[klench′ing]
Etymology: ME, clenchen
the clamping and pressing of the jaws and teeth together in centric occlusion, frequently associated with acute nervous tension or physical effort, such as pushing or lifting a heavy object or performing a difficult task. See also bruxism.

clenching

(klench'ing)
1. Forcible, repeated contraction of the jaw muscles with the teeth in contact. This causes pulsating, bilateral contractions of the temporalis and pterygomasseteric muscles. It may be done consciously, subconsciously while awake, or during sleep. See: bruxism
2. Tightly closing the fist.

clench·ing

(klenching)
Nonfunctional tooth clamping in centric occlusion.

clenching (klen´ching),

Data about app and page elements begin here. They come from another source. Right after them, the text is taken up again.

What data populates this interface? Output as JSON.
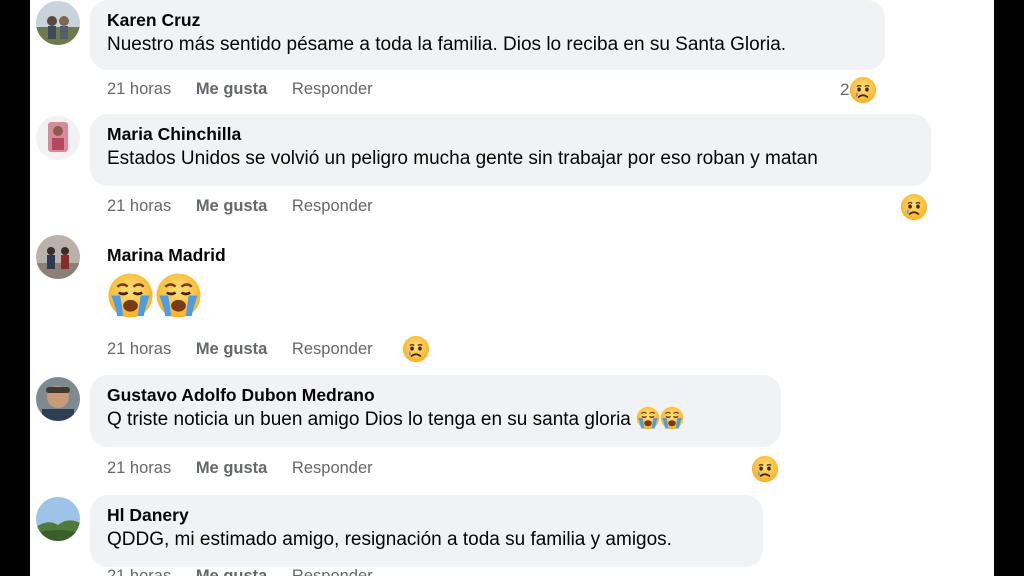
{
  "comments": [
    {
      "author": "Karen Cruz",
      "text": "Nuestro más sentido pésame a toda la familia. Dios lo reciba en su Santa Gloria.",
      "time": "21 horas",
      "like": "Me gusta",
      "reply": "Responder",
      "reaction_count": "2",
      "reaction_icon": "sad-emoji-icon"
    },
    {
      "author": "Maria Chinchilla",
      "text": "Estados Unidos se volvió un peligro mucha gente sin trabajar por eso roban y matan",
      "time": "21 horas",
      "like": "Me gusta",
      "reply": "Responder",
      "reaction_icon": "sad-emoji-icon"
    },
    {
      "author": "Marina Madrid",
      "text_emojis": [
        "crying-face-icon",
        "crying-face-icon"
      ],
      "time": "21 horas",
      "like": "Me gusta",
      "reply": "Responder",
      "reaction_icon": "sad-emoji-icon"
    },
    {
      "author": "Gustavo Adolfo Dubon Medrano",
      "text": "Q triste noticia un buen amigo Dios lo tenga en su santa gloria",
      "text_emojis": [
        "crying-face-icon",
        "crying-face-icon"
      ],
      "time": "21 horas",
      "like": "Me gusta",
      "reply": "Responder",
      "reaction_icon": "sad-emoji-icon"
    },
    {
      "author": "Hl Danery",
      "text": "QDDG, mi estimado amigo, resignación a toda su familia y amigos.",
      "time": "21 horas",
      "like": "Me gusta",
      "reply": "Responder"
    }
  ],
  "colors": {
    "bubble": "#f0f2f5",
    "text": "#050505",
    "secondary": "#65676b",
    "emoji_yellow": "#f7b125",
    "tear_blue": "#4e9ce8"
  }
}
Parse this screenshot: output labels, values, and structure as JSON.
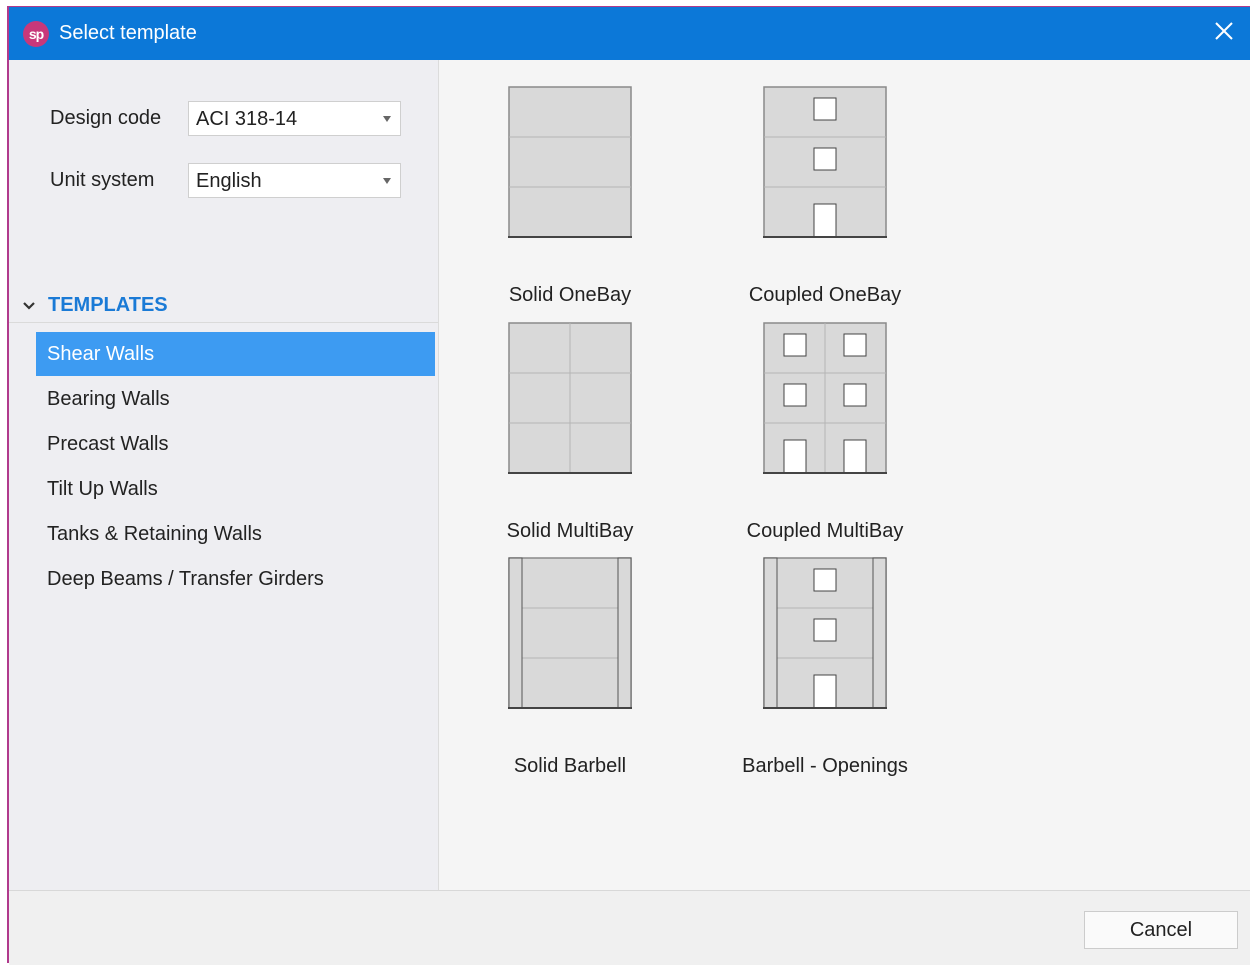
{
  "window": {
    "title": "Select template",
    "logo_text": "sp"
  },
  "form": {
    "design_code_label": "Design code",
    "design_code_value": "ACI 318-14",
    "unit_system_label": "Unit system",
    "unit_system_value": "English"
  },
  "templates": {
    "header": "TEMPLATES",
    "items": [
      {
        "label": "Shear Walls",
        "selected": true
      },
      {
        "label": "Bearing Walls",
        "selected": false
      },
      {
        "label": "Precast Walls",
        "selected": false
      },
      {
        "label": "Tilt Up Walls",
        "selected": false
      },
      {
        "label": "Tanks & Retaining Walls",
        "selected": false
      },
      {
        "label": "Deep Beams / Transfer Girders",
        "selected": false
      }
    ]
  },
  "gallery": [
    {
      "label": "Solid OneBay"
    },
    {
      "label": "Coupled OneBay"
    },
    {
      "label": "Solid MultiBay"
    },
    {
      "label": "Coupled MultiBay"
    },
    {
      "label": "Solid Barbell"
    },
    {
      "label": "Barbell - Openings"
    }
  ],
  "footer": {
    "cancel_label": "Cancel"
  },
  "colors": {
    "titlebar": "#0c78d8",
    "selection": "#3d9bf2",
    "accent": "#1a7ad6"
  },
  "icons": {
    "close": "close-icon",
    "dropdown": "caret-down-icon",
    "collapse": "chevron-down-icon"
  }
}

n the nonfunctional, forceful intermittent application of the mandibular teeth against the maxillary teeth. It can become habitual and cause damage to the periodontium.
References in classic literature ?
Especially was this apparent in his sleep, when he suffered paroxysms of lawless dreams, groaning and muttering, clenching his fists, grinding his teeth, twisting with muscular tensions, his face writhing with passions and violences, his throat guttering with terrible curses that rasped and aborted on his lips.
I'm going to hurry,' said Claire, clenching her fists as two simultaneous bursts of song, in different keys and varying tempos, proceeded from the dining-room and kitchen.
She released herself and clenching her little hand, struck him with right good will.
By dint of roaring at the top of his voice under a flaring gaslight, clenching his fists, knitting his brows, setting his teeth, and pounding with his arms, he had taken so much out of himself by this time, that he was brought to a stop, and called for a glass of water.
The girl who, under the influence of these words, had gradually risen in anger and heightened in colour, answered, raising her lustrous black eyes for the moment, and clenching her hand upon the folds it had been puckering up, 'I'd die sooner
I tell you,' said the man: clenching his hands, and stamping furiously on the floor,--'I tell you I won't have her put into the ground.
At all events he went on with much greater firmness and force of emphasis: though with a curious disposition to set his teeth, and with a curious tight-screwing movement of his right hand in the clenching palm of his left, like the action of one who was being physically hurt, and was unwilling to cry out.
They can be treated because they are most likely caused by clenching your teeth whilst you are sleeping and occasionally throughout the day.
According to Delta Dental Plans Association (DDPA), an increase in stress, such as that due to a tumultuous stock market, can cause teeth clenching and grinding, known as bruxism, a condition that can lead to worn down and broken teeth and jaw, neck and head pain.
Three minutes later, he began breathing heavily, writhing, clenching his teeth and straining to lift his head.
Researchers believe that clenching the right fist activates the part of the brain that stores memories and clenching the left triggers an area that retrieves information.
Repeated clenching can lead to headaches, deterioration of teeth and even teeth being worn down to the jaw bone.